"must be designed to address an economic harm resulting from or exacerbated by the public health emergency. In considering whether a program or service would be eligible under this category, the recipient should assess whether, and the extent to which, there has been an economic harm, such as loss of earnings or revenue, that resulted from the COVID-19 public health emergency and whether, and the extent to which, the use would respond or address this harm."
Treasury would have the final word on whether a loan to the Consolidated Cooperative for the purchase of the Verso Paper Mill, as introduced under AB 367, would be considered an eligible use of the funds. If such a loan were determined to be an ineligible use of the funds, Wisconsin would be required to repay to Treasury the amount expended on the ineligible use.

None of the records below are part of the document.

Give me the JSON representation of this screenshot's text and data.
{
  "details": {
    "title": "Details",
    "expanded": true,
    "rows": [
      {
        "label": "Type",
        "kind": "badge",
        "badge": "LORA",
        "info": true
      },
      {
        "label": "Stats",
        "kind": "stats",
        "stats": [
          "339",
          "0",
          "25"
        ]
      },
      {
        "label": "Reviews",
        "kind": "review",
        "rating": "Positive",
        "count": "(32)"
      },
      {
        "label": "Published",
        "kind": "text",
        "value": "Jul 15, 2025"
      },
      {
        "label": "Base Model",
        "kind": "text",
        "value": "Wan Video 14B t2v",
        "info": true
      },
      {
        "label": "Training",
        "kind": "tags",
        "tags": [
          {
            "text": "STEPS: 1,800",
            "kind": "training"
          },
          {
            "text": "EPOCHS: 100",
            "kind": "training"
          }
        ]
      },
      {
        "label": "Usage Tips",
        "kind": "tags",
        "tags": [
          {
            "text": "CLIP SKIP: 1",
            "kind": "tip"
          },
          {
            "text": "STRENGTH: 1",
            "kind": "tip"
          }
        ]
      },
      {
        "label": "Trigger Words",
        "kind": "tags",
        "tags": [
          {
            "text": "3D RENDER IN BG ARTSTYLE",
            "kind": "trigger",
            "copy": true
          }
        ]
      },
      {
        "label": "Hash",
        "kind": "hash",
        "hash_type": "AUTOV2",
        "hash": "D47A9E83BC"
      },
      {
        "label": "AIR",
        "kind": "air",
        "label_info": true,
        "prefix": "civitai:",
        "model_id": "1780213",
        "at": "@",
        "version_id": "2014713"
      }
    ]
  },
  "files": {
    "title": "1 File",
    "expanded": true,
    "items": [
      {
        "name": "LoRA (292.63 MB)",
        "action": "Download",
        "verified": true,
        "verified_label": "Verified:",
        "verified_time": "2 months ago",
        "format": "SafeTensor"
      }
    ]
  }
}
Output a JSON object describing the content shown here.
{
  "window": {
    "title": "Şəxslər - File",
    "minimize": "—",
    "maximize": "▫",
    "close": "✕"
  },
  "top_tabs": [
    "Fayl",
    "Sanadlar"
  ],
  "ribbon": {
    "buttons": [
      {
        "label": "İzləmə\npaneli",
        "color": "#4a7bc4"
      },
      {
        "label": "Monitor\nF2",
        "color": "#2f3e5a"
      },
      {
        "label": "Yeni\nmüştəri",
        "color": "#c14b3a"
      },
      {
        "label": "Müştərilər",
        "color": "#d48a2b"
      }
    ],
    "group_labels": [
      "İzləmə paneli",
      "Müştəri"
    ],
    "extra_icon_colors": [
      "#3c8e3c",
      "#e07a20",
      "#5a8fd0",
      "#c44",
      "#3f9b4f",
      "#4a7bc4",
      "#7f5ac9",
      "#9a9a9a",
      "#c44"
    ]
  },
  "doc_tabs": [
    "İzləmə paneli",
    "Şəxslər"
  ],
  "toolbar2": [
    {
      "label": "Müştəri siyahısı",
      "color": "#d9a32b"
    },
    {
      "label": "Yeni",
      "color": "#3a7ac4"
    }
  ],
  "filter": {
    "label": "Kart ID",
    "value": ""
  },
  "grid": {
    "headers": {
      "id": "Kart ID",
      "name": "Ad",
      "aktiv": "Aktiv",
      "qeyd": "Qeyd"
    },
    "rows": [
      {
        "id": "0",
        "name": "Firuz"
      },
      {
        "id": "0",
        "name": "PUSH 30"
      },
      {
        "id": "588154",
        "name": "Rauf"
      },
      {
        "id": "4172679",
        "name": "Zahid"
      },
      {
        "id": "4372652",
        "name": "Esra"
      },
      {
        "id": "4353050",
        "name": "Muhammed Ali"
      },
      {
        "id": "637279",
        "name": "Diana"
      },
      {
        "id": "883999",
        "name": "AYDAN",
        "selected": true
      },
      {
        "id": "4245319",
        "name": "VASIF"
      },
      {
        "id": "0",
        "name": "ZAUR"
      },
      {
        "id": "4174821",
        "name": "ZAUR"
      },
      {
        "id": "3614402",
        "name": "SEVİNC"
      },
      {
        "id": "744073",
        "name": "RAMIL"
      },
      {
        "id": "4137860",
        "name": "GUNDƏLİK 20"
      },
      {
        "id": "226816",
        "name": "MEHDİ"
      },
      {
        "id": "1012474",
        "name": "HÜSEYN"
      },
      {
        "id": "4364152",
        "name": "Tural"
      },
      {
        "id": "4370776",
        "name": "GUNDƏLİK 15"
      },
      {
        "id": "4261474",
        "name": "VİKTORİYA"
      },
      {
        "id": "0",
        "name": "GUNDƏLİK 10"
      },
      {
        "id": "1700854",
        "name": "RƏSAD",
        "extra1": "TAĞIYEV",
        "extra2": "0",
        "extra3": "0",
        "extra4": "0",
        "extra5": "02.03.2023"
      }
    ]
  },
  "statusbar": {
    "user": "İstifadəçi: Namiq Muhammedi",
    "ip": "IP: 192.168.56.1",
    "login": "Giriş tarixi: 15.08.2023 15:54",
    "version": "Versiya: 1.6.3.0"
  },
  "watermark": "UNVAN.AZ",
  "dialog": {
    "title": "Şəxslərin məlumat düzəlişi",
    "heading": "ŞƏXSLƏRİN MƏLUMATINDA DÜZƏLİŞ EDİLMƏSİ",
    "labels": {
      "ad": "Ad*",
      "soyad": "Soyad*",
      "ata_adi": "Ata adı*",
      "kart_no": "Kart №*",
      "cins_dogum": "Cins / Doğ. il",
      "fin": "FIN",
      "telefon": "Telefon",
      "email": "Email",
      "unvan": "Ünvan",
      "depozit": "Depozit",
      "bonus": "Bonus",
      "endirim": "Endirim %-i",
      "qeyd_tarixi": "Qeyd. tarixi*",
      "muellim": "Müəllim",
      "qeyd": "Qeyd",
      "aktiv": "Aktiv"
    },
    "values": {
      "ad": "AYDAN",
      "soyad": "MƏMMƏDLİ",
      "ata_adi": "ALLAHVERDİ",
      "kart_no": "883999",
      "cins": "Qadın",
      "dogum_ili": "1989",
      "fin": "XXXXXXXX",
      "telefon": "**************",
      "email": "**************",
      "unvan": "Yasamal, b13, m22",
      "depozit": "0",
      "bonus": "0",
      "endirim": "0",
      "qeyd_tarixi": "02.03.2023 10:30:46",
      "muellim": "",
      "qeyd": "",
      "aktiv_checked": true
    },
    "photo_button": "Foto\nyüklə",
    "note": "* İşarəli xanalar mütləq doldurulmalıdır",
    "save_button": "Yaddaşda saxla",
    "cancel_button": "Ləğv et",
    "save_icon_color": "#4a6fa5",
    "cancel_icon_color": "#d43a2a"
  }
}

It should also be noted that a loan or a grant to a third party, such as the Consolidated Cooperative, to purchase another company's distressed assets is not directly discussed in the rule or guidance. For this reason, it is unclear whether the proposed loan would be an allowable use of SFRF funding. Under AB 367 as introduced, WEDC would effectively be in charge of determining whether a loan could be made in accordance with federal law. AB 367 could be further amended to specifically require WEDC to make a determination whether the loan is a permissible use of funding under federal law. Further, the bill could be amended to require WEDC to account for the assets purchased with the loan and to require Consolidated Cooperative to pledge those assets as collateral in order to reduce the risk to the state of repaying SFRF funds.

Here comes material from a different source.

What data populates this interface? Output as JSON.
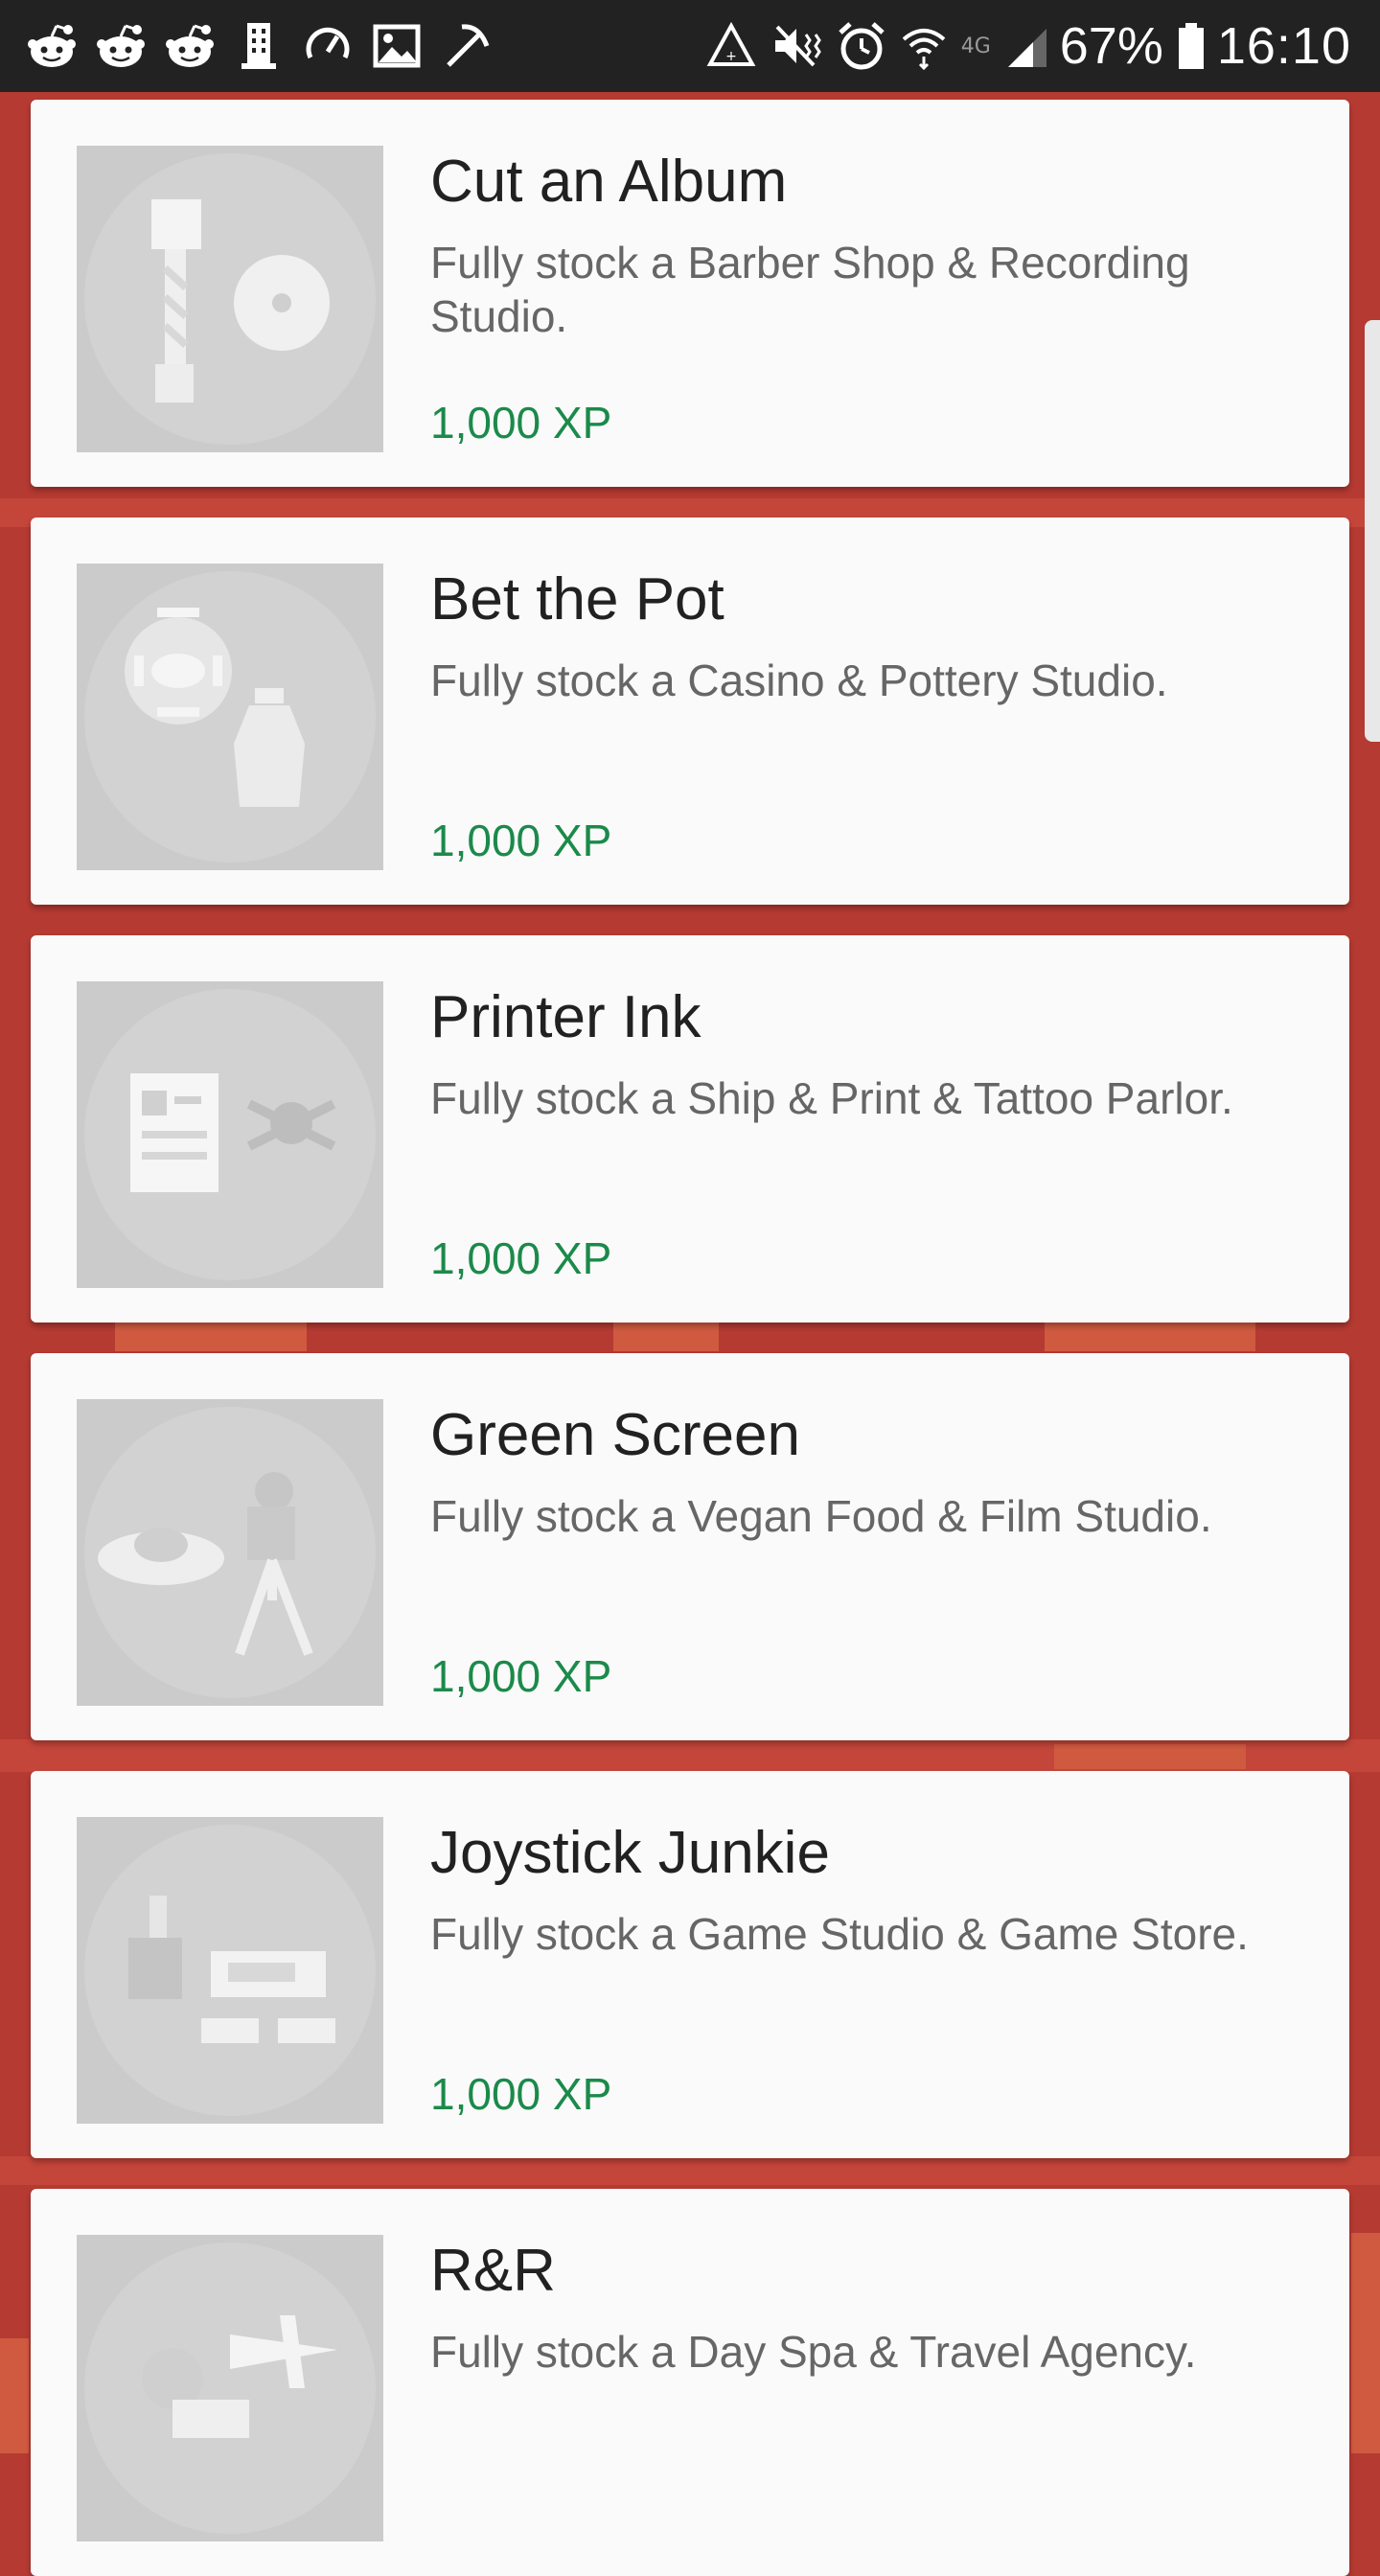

Assuming that a loan to the Consolidated Cooperative were a qualifying use of SFRF monies, the timing given to the state to expend SFRF under federal law may complicate matters. Funds received from the SFRF must be expended or obligated by December 31, 2024. Thus, amounts repaid to the state would be available to be re-spent until that date. Likewise, payments received after that date could not be expended during the covered period and thus would need to be repaid. Therefore, to the extent the terms of the loan issued under AB 367 would call for the recipient organization to repay the loan after 2024, the Treasury guidance would likely consider the outstanding principal due and owing to be unexpended for purposes of repayment. Because the state would recover such payments only after 2024, it may be the case that the state would be responsible for repaying all unexpended amounts back to Treasury at that time.